The film is filled with edge-of-your-seat suspense and the situation Phillips is placed in is terrifying. It’s the unarmed shipmates vs. armed Somolian pirates that makes for a great movie. Paul Greengrass directs a winner here because it’s never boring and it gets into the action fairly quickly, and it never overstays its welcome. Phillips is an interesting character because he is fairly calm and collected and seems to feel compassion for some of his kidnappers. Tom Hanks delivers his strongest performance in recent years, and his talent is prominent in many scenes. This is notably tense because at times viewers might feel like Phillips’ life is truly in danger, and he might not get out of this alive.
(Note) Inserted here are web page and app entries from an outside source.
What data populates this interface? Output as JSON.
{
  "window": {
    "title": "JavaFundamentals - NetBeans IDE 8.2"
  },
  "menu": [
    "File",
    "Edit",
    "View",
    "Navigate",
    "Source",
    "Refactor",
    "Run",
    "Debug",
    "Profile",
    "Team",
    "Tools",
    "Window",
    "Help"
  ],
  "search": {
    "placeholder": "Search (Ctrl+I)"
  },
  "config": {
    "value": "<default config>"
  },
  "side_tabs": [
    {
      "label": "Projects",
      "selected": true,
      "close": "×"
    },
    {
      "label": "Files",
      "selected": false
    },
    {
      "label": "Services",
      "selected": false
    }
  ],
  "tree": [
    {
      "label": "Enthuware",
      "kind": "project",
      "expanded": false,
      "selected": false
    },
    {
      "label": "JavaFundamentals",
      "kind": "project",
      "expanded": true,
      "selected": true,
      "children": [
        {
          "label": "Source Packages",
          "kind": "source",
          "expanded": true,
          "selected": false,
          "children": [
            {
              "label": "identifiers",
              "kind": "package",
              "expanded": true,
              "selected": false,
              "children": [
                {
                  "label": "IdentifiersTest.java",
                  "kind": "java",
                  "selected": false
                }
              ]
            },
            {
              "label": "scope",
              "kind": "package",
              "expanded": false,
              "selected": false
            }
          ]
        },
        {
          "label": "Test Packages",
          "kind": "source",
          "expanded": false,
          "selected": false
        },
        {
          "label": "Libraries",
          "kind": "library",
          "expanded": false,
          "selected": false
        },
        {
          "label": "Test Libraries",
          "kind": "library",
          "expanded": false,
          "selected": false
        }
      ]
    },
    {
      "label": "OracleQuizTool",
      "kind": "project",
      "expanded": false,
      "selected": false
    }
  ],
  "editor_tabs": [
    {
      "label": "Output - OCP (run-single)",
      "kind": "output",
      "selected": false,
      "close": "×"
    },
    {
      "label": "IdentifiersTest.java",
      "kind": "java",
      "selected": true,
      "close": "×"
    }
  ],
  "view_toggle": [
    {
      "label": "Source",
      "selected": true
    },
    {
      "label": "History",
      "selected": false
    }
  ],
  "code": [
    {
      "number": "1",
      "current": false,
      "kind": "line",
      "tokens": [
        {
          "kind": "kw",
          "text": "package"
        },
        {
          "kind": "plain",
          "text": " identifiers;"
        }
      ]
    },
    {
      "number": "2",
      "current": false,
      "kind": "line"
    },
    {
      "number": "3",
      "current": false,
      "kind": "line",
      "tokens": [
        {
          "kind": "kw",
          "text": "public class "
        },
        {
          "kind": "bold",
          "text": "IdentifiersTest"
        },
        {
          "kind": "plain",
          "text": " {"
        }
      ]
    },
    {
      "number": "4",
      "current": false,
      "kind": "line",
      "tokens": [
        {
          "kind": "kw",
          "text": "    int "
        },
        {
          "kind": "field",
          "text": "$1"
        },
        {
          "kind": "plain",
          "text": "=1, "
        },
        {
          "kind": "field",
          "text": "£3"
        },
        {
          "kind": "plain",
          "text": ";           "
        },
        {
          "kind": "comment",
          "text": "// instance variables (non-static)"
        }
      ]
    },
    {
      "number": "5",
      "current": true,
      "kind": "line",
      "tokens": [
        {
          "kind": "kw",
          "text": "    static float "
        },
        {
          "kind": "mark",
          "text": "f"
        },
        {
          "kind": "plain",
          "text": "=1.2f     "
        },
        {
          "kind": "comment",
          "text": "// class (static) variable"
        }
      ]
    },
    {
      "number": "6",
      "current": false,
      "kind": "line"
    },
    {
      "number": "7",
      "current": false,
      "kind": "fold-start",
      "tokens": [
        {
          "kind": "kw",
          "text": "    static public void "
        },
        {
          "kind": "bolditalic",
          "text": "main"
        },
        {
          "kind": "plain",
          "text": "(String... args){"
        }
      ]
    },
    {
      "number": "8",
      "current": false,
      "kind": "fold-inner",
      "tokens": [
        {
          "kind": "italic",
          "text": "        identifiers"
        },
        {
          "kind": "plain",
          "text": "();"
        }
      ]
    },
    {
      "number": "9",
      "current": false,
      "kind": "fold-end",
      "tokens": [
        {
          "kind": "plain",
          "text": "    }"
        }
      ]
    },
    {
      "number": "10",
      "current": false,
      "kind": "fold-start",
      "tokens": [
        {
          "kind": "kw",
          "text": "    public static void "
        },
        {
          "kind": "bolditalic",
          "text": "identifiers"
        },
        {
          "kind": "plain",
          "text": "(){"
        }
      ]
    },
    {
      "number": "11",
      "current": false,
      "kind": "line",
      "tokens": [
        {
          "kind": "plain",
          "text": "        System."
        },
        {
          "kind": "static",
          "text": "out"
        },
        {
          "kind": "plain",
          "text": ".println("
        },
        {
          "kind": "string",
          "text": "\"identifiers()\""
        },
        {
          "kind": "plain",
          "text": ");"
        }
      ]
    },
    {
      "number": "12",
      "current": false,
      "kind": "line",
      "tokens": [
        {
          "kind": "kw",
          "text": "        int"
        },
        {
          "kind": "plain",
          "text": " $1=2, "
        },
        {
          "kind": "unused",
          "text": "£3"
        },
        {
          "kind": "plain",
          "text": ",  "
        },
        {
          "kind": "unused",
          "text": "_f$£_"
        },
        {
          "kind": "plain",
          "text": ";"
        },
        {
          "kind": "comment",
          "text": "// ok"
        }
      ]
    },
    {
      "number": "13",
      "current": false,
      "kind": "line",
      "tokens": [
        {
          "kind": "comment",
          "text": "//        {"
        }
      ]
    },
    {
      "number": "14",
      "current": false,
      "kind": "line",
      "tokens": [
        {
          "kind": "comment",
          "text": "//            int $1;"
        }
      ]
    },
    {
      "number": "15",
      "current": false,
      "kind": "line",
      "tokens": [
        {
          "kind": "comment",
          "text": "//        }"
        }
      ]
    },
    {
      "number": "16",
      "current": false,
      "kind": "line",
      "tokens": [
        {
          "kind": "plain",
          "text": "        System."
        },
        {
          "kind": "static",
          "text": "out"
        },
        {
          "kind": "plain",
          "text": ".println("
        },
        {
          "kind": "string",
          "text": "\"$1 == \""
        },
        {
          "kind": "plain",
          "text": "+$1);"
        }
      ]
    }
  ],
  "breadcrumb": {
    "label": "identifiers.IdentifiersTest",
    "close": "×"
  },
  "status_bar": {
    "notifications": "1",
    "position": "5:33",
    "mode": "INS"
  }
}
I’ve always enjoyed the economical contrasts between different countries. In Somolia, these pirates have to find a big boat, because if they don’t, their bosses are going to be very angry. And in countries like this, there will never be a shortage of workers – so one can predict what would happen if they went home without a big boat. Lucky for them, and unlucky for the ship, the MV Maersk Alabama is enroute to Kenya to deliver food to starving villages, and they must go through waters occupied by Somolian pirates. The main pirate named Muse (Barkhad Abdi) replies to Phillips saying that kidnapping isn’t the only way to survive, “Maybe in America.” (As seen in the trailer.) There aren’t many job options in Somolia, apparently, so viewers can see how desperate the pirates are.
Tom Hanks isn’t the only one to deliver a great performance here, as Barkhad Abdi delivers a stunning performance here as the intense pirate who is in charge. He has something to overcome in proving himself because he is nicknamed by other Somolians “Skinny Rat.” An unkind nickname, making many around him perceive him as weak because of his size. He is very good; Hanks and he do a lot of the heavylifting for film. He’s one of this movie’s great surprises, he must have just been found on location in Somolia or something. My mom actually thought of that line, but it seems fitting to put in this review because of all the “Where the hell did you come from?” actors lists all over the internet. So, I stole the line – does that make me a pirate? Either way, you should really check out this movie!